▶ _Exercise details_: Every line in the records below that holds the word "title" is to be copied.

Top of Material to process

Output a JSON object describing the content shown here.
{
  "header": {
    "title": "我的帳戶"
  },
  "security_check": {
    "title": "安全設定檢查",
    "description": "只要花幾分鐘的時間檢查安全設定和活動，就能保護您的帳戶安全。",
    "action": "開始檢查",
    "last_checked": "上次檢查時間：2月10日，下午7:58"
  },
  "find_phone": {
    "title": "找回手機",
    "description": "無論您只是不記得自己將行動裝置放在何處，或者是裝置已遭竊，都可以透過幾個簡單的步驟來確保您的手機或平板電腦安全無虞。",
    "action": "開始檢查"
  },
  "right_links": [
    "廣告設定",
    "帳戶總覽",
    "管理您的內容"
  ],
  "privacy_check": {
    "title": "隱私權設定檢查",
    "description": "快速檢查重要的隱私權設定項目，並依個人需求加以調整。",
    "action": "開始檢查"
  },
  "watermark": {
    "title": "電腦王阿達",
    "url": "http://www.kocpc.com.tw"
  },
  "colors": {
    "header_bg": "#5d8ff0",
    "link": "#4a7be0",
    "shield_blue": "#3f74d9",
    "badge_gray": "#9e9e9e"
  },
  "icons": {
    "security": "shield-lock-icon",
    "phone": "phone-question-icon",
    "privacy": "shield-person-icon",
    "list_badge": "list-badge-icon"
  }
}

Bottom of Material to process

▶ _Written answer_:
    "title": "我的帳戶"
    "title": "安全設定檢查",
    "title": "找回手機",
    "title": "隱私權設定檢查",
    "title": "電腦王阿達",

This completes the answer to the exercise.